Although we suspected they were in the area, an early morning rain greatly reduced any chances of picking up a Band-bellied Owl. Umbrellas were still in order as we walked down the path to breakfast. We had already left our bags under the eaves of our cabin for staff to bring to the bus while we ate.
Today would include a very long bus day as we traveled from Zamora (via Loja) up to Cuenca. Mileage was listed as a little over 100 miles. In WI a 100-mile trip, say from Appleton to Milwaukee, could be done in two hours or less. Narrow, winding roads, slow traffic on cloud-shrouded mountain passes, and road construction delays would guarantee adding several more hours of riding. Scenic – but slow.
We bid Catherine and the staff at Copalinga farewell and bordered our bus. On our way out of Zamora we stopped to revisit the Old Zamroa Road, one last try for a Cock-of-the-Rock. Overnight rain had caused a section of road we had walked on the day before to give way. It made it unsafe for bus travel so walked. However, we had no luck connecting with a Cock-of-the-Rock. Rain continued on and off. Back onto the bus again, we returned to the main highway.
Indeed, road construction played a major role in delaying our forward progress. There were a few stops for fuel or bathroom breaks before we pulled off in the early afternoon at “Acanama Road.” We ate our Copalinga prepared box lunch then went for a walk. The walk was as much to stretch our legs as it was to bird.
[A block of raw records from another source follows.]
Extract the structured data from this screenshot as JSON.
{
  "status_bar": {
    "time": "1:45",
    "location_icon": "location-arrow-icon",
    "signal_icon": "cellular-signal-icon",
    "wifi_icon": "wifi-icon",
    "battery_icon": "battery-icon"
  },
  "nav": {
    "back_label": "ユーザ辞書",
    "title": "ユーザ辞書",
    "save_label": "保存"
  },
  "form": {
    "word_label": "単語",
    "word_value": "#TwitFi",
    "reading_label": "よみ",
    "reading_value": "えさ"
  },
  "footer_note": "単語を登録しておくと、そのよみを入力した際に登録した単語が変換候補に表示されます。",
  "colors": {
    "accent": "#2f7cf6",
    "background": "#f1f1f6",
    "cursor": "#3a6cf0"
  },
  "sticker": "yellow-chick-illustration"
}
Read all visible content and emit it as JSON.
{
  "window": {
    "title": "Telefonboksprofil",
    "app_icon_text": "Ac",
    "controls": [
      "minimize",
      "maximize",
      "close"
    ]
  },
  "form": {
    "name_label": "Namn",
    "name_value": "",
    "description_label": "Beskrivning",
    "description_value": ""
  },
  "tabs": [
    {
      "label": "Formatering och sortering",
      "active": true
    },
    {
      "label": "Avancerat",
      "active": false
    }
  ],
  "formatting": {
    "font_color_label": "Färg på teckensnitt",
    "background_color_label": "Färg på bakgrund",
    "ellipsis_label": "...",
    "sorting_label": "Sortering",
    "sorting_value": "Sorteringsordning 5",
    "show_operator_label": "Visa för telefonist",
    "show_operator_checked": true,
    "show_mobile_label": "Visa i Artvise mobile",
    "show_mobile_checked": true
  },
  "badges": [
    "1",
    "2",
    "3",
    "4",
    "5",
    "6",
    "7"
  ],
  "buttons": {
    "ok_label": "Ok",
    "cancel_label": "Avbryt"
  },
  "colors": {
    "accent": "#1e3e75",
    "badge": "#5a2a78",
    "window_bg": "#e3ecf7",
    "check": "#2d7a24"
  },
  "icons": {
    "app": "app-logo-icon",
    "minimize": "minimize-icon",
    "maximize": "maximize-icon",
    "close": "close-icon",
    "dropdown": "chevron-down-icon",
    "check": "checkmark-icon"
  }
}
We found several birds we’d seen earlier on the tour and managed to add a few new trip birds: Bar-bellied Woodpecker, Blue Dacnis, Supercillaried Hemisphingus, and Black-billed Treehunter.
Back on the bus, everyone slipped back into their bus time routines: Sorting and sharing digital photos, journaling, snacking, grabbing photos through the bus windows, and napping. Lots of napping.
It wasn’t until well after dark that we pulled into Cuenca and the Hosteria Duran. The grounds had swimming pools, spas and hot springs. The architecture was captivating. Walkways to rooms between buildings were punctuated with courtyards and gardens. Even a gift shop with local art for sale and a nearby art gallery (both closed owing to the lateness of the day). The realization that we had to get up and leave early the next morning left many thinking how unfair it seemed to spend so little time at a lodge with so many attractive options. Specially when contrasted against our three nights spent in Macará. Alas, we were on a birding trip, which dictated more about where the birds were rather than the accommodations. Still…
The next morning we were scheduled to pick up a local guide who would accompany us to La Cajas National Park. “Cajas” is derived from the Quichua word “cassa” meaning “gateway to the snowy mountains.” We would be headed into the highest elevation habitat of the trip: páramo and mountain lakes.